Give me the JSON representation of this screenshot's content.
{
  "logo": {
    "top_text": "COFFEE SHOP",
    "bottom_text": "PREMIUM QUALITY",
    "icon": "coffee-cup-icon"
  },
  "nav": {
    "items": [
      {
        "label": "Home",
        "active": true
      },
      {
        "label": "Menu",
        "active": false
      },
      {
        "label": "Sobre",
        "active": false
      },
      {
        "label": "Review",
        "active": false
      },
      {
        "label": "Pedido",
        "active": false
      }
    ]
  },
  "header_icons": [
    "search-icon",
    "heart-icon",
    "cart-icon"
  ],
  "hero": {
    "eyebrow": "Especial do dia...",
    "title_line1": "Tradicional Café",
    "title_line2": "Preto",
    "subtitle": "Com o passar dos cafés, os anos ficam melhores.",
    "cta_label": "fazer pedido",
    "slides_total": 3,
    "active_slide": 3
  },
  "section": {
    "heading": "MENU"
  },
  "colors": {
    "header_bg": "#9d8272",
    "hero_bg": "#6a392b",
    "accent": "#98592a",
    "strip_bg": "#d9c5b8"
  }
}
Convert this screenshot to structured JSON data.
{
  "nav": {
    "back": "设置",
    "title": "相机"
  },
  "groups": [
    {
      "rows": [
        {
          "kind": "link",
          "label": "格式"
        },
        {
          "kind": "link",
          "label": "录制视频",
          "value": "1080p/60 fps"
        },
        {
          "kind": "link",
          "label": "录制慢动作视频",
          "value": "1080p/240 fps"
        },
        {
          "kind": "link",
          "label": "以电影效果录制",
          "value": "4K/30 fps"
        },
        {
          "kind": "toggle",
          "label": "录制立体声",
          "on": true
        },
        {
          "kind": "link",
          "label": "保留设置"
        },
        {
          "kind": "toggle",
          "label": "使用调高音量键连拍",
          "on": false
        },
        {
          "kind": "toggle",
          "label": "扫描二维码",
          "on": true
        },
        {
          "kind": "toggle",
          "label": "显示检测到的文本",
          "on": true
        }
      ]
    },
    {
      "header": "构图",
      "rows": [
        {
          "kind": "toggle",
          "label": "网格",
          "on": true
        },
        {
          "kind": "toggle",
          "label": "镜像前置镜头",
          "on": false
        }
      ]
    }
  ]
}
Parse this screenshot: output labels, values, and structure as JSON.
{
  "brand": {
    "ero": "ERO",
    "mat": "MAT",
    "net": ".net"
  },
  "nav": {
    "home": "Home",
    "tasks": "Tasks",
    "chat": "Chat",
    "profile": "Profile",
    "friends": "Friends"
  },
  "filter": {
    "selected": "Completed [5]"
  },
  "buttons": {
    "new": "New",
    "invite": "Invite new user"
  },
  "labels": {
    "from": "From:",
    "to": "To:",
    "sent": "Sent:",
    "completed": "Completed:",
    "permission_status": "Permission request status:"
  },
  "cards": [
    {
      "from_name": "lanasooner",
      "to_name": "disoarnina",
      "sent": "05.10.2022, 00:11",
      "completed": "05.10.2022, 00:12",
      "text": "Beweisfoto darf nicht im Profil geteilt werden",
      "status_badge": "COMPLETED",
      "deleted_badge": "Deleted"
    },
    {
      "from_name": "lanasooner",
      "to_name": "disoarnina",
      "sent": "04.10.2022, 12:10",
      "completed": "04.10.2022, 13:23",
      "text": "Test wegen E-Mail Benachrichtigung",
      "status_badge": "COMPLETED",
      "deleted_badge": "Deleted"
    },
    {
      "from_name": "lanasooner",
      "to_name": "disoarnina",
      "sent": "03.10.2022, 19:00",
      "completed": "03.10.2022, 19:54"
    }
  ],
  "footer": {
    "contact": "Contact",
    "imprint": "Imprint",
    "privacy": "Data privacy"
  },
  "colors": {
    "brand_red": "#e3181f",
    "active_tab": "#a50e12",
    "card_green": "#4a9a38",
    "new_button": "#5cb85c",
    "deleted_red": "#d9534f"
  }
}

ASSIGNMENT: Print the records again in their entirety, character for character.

REPLY:
Give me the JSON representation of this screenshot's content.
{
  "logo": {
    "top_text": "COFFEE SHOP",
    "bottom_text": "PREMIUM QUALITY",
    "icon": "coffee-cup-icon"
  },
  "nav": {
    "items": [
      {
        "label": "Home",
        "active": true
      },
      {
        "label": "Menu",
        "active": false
      },
      {
        "label": "Sobre",
        "active": false
      },
      {
        "label": "Review",
        "active": false
      },
      {
        "label": "Pedido",
        "active": false
      }
    ]
  },
  "header_icons": [
    "search-icon",
    "heart-icon",
    "cart-icon"
  ],
  "hero": {
    "eyebrow": "Especial do dia...",
    "title_line1": "Tradicional Café",
    "title_line2": "Preto",
    "subtitle": "Com o passar dos cafés, os anos ficam melhores.",
    "cta_label": "fazer pedido",
    "slides_total": 3,
    "active_slide": 3
  },
  "section": {
    "heading": "MENU"
  },
  "colors": {
    "header_bg": "#9d8272",
    "hero_bg": "#6a392b",
    "accent": "#98592a",
    "strip_bg": "#d9c5b8"
  }
}
Convert this screenshot to structured JSON data.
{
  "nav": {
    "back": "设置",
    "title": "相机"
  },
  "groups": [
    {
      "rows": [
        {
          "kind": "link",
          "label": "格式"
        },
        {
          "kind": "link",
          "label": "录制视频",
          "value": "1080p/60 fps"
        },
        {
          "kind": "link",
          "label": "录制慢动作视频",
          "value": "1080p/240 fps"
        },
        {
          "kind": "link",
          "label": "以电影效果录制",
          "value": "4K/30 fps"
        },
        {
          "kind": "toggle",
          "label": "录制立体声",
          "on": true
        },
        {
          "kind": "link",
          "label": "保留设置"
        },
        {
          "kind": "toggle",
          "label": "使用调高音量键连拍",
          "on": false
        },
        {
          "kind": "toggle",
          "label": "扫描二维码",
          "on": true
        },
        {
          "kind": "toggle",
          "label": "显示检测到的文本",
          "on": true
        }
      ]
    },
    {
      "header": "构图",
      "rows": [
        {
          "kind": "toggle",
          "label": "网格",
          "on": true
        },
        {
          "kind": "toggle",
          "label": "镜像前置镜头",
          "on": false
        }
      ]
    }
  ]
}
Parse this screenshot: output labels, values, and structure as JSON.
{
  "brand": {
    "ero": "ERO",
    "mat": "MAT",
    "net": ".net"
  },
  "nav": {
    "home": "Home",
    "tasks": "Tasks",
    "chat": "Chat",
    "profile": "Profile",
    "friends": "Friends"
  },
  "filter": {
    "selected": "Completed [5]"
  },
  "buttons": {
    "new": "New",
    "invite": "Invite new user"
  },
  "labels": {
    "from": "From:",
    "to": "To:",
    "sent": "Sent:",
    "completed": "Completed:",
    "permission_status": "Permission request status:"
  },
  "cards": [
    {
      "from_name": "lanasooner",
      "to_name": "disoarnina",
      "sent": "05.10.2022, 00:11",
      "completed": "05.10.2022, 00:12",
      "text": "Beweisfoto darf nicht im Profil geteilt werden",
      "status_badge": "COMPLETED",
      "deleted_badge": "Deleted"
    },
    {
      "from_name": "lanasooner",
      "to_name": "disoarnina",
      "sent": "04.10.2022, 12:10",
      "completed": "04.10.2022, 13:23",
      "text": "Test wegen E-Mail Benachrichtigung",
      "status_badge": "COMPLETED",
      "deleted_badge": "Deleted"
    },
    {
      "from_name": "lanasooner",
      "to_name": "disoarnina",
      "sent": "03.10.2022, 19:00",
      "completed": "03.10.2022, 19:54"
    }
  ],
  "footer": {
    "contact": "Contact",
    "imprint": "Imprint",
    "privacy": "Data privacy"
  },
  "colors": {
    "brand_red": "#e3181f",
    "active_tab": "#a50e12",
    "card_green": "#4a9a38",
    "new_button": "#5cb85c",
    "deleted_red": "#d9534f"
  }
}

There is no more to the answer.